When she arrived at the photo gallery, she was informed by a studio representative that she couldn’t do the publicity work because she was technically on layoff, and the studio would have to pay her if she did any work at all. After telling the representative that she as doing the work gratis, she raced wildly to Jack Warner’s inner sanctum and let him have it in no uncertain terms, claiming that his representative had ordered her off the lot as if she was a bit player, not, as she yelled at Jack, “your biggest money-maker—and your most underpaid one!” She was a star now, she continued, and refused to be pushed around, especially when she was giving him a day of free work, had been glad to do it, and then was told to leave.
“You’ll pay for this disrespect!” she screamed as she left Warner’s office. “Oh brother, how you’ll pay!” She raced off on a vacation to Mexico, and for weeks refused phone calls, telegrams, or letters from Burbank. Warner was frantic. “What does the woman want now?” he asked her agent. He found out soon enough.
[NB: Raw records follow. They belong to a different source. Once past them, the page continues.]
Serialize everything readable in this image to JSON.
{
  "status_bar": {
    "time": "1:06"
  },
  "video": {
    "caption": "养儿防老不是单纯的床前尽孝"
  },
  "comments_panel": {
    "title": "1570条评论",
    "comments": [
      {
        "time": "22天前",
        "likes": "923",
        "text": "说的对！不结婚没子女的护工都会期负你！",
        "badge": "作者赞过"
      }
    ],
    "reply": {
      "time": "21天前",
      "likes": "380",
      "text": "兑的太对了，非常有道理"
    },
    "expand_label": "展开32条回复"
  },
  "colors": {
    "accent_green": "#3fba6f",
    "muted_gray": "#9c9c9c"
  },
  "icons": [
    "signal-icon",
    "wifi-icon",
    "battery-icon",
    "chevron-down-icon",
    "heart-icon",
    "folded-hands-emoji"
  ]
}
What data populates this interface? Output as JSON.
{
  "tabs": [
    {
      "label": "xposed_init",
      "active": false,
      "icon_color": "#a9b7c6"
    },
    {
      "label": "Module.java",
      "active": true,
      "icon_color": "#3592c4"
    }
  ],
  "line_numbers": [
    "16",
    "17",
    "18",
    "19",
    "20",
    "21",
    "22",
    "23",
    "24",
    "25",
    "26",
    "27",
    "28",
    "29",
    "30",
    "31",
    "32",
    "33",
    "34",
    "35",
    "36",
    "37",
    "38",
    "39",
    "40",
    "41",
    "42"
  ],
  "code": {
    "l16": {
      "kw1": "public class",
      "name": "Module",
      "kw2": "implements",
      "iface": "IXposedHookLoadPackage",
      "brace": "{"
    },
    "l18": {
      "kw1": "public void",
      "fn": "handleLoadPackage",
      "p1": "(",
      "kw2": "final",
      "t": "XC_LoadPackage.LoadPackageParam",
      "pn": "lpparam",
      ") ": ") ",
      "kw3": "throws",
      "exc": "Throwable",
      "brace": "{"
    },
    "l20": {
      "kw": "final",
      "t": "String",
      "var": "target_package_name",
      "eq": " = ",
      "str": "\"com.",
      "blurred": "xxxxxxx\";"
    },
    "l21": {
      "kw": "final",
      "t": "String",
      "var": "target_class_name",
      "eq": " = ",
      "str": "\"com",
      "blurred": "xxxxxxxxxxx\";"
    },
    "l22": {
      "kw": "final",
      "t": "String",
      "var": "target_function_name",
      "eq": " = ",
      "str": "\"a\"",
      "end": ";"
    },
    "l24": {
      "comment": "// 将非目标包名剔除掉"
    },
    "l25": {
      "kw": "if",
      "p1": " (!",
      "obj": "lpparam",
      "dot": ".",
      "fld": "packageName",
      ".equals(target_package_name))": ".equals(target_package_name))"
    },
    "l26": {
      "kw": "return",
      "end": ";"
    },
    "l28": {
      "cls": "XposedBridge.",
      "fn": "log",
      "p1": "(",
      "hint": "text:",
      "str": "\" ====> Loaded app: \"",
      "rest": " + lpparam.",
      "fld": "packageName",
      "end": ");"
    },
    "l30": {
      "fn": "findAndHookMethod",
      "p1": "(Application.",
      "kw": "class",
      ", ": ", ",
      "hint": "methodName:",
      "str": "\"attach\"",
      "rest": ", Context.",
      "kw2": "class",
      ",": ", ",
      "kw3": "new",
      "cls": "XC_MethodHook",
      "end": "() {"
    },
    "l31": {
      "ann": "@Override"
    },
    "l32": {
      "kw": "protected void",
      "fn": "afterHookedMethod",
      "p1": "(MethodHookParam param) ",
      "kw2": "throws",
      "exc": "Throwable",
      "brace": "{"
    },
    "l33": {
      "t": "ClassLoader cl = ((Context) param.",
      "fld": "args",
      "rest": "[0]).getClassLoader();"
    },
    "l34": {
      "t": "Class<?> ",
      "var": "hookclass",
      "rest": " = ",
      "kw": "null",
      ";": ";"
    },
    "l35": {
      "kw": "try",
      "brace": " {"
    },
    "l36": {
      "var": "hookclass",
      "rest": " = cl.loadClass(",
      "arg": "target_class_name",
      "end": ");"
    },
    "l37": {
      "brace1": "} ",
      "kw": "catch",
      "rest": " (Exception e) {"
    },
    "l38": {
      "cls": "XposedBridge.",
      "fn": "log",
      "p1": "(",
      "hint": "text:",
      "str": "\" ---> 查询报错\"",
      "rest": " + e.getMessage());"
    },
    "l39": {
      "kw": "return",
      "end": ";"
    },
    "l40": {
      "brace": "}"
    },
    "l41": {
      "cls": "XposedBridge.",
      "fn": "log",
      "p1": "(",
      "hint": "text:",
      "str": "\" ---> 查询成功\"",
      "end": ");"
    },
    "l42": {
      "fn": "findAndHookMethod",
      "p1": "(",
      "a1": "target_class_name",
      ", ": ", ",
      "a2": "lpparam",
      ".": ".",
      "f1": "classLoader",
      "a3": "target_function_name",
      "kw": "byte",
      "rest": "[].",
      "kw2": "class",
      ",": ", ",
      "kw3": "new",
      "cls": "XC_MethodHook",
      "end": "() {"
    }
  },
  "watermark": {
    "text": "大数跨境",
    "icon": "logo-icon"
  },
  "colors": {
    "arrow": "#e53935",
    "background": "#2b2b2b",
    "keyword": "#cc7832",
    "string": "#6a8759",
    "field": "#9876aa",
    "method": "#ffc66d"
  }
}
Davis wanted a new contract that stipulated a small fortune for each picture, the pictures to be kept to three pictures maximum per year, plus all the star “perks” that “those pampered bitches at MGM [Crawford] are getting!” Frantic to get his biggest asset back from Mexico, Jack Warner, eating humble pie, gave in to every demand.
Fasten Your Seat Belts: The Passionate Life of Bette Davis by Lawrence J. Quirk
Notes compiled by Caren Feldman